▸ **RECORDED INFORMATION**
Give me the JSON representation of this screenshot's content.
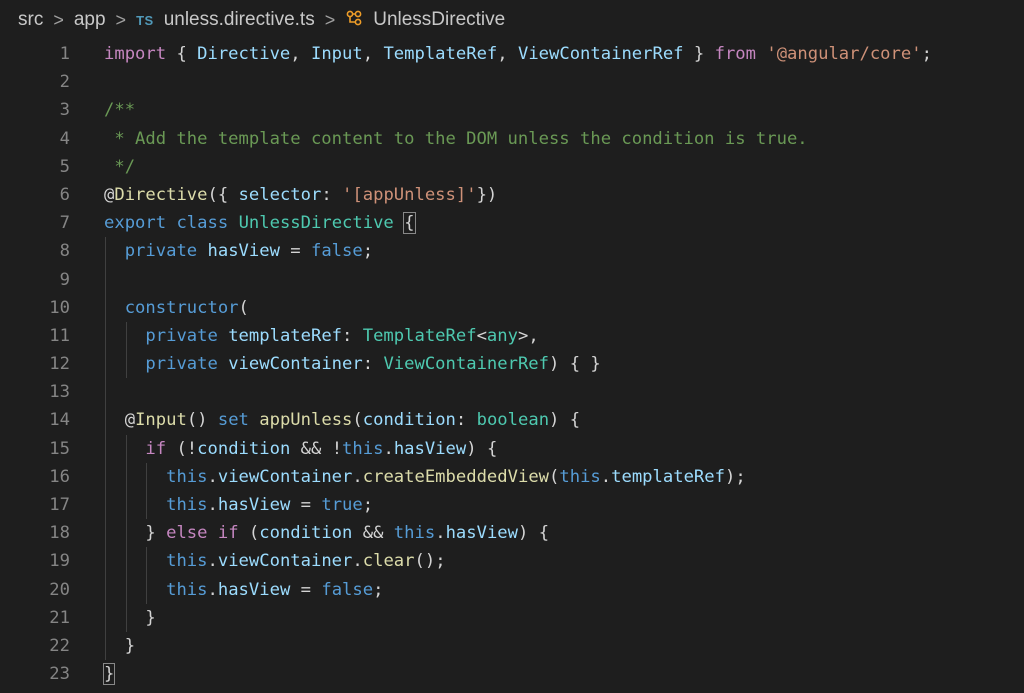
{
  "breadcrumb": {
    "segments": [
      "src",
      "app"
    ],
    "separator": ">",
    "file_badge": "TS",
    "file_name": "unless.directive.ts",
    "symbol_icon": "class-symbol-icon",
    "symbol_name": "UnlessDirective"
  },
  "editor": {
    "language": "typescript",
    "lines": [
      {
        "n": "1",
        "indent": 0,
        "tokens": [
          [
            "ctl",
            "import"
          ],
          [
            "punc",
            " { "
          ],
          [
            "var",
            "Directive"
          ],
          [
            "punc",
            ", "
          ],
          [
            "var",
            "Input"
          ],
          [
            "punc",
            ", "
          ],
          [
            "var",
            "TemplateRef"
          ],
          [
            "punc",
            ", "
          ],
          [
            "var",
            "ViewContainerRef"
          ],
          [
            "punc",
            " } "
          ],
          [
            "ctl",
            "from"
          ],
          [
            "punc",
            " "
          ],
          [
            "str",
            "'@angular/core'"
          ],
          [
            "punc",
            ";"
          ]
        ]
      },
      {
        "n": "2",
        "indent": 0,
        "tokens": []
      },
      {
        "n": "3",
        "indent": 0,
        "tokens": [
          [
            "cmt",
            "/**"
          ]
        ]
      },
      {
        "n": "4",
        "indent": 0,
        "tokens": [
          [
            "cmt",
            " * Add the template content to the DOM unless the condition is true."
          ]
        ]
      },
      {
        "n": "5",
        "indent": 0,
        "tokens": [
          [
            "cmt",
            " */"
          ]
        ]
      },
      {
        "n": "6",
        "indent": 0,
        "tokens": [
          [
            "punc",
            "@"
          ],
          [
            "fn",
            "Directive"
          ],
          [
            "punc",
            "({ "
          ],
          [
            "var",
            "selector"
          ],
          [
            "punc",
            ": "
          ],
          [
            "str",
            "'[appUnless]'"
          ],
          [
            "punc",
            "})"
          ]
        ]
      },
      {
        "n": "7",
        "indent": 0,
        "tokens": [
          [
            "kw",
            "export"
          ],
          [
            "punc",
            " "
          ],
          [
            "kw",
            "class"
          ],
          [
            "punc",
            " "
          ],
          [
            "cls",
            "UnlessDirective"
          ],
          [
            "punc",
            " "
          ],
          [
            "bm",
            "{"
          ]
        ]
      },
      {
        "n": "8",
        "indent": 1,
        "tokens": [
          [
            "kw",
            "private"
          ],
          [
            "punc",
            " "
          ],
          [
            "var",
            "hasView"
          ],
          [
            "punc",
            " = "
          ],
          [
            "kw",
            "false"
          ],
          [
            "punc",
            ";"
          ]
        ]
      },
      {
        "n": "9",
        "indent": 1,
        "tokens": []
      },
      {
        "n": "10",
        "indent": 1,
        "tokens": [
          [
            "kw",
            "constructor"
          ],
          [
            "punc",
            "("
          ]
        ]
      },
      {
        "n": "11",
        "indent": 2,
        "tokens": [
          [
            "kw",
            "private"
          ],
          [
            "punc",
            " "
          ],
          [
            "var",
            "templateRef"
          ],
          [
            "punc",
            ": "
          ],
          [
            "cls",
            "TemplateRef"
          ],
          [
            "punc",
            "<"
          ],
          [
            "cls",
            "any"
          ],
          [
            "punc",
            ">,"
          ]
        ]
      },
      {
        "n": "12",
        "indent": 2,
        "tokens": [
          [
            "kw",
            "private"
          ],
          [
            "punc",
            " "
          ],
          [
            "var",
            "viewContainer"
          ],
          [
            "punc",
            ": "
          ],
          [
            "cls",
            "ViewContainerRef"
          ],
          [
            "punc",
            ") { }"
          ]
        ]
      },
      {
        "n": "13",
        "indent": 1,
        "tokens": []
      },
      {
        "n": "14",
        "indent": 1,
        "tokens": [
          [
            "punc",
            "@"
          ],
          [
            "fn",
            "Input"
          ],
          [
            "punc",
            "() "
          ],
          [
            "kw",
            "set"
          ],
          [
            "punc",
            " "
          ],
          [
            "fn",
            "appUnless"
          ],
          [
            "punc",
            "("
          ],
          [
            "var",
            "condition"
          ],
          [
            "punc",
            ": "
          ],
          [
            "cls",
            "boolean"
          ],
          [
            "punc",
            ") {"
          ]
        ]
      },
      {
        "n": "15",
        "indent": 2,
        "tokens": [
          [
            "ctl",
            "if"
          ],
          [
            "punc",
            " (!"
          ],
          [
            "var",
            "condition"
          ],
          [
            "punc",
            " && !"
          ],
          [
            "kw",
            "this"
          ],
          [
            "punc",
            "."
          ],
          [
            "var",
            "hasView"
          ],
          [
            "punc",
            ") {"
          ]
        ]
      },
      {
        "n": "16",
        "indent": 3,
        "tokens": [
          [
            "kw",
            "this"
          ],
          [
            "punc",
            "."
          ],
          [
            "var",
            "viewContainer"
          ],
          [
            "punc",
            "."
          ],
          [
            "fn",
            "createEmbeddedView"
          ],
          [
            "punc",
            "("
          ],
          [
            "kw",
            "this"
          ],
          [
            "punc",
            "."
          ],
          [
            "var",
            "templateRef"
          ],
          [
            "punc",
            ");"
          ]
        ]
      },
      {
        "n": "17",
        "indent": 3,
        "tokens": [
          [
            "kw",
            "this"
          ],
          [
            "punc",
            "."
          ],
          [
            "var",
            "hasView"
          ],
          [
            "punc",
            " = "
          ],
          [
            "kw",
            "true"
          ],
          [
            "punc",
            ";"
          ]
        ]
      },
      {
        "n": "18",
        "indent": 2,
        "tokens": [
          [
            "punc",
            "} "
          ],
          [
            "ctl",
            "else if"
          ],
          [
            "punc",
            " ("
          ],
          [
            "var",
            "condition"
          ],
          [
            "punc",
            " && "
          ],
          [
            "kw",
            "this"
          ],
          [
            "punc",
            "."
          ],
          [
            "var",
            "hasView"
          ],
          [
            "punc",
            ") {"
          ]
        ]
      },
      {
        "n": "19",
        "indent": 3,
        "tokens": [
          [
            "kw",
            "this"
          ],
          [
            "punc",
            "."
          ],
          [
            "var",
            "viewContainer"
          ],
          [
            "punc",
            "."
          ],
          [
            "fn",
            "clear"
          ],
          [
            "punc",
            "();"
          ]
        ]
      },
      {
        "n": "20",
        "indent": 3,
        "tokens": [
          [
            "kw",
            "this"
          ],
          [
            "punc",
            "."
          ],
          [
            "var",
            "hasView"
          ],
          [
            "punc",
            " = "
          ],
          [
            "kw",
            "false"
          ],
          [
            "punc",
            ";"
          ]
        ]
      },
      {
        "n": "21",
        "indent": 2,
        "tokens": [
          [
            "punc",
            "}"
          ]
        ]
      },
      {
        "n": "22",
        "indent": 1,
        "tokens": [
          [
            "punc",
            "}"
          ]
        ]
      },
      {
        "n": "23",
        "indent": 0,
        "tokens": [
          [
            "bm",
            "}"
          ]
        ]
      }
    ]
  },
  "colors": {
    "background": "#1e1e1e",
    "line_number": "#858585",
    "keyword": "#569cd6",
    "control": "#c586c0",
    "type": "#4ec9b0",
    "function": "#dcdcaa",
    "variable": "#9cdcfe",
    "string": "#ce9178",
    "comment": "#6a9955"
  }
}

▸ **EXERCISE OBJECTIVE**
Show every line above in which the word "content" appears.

▸ **ANSWER SECTION**
Give me the JSON representation of this screenshot's content.
            " * Add the template content to the DOM unless the condition is true."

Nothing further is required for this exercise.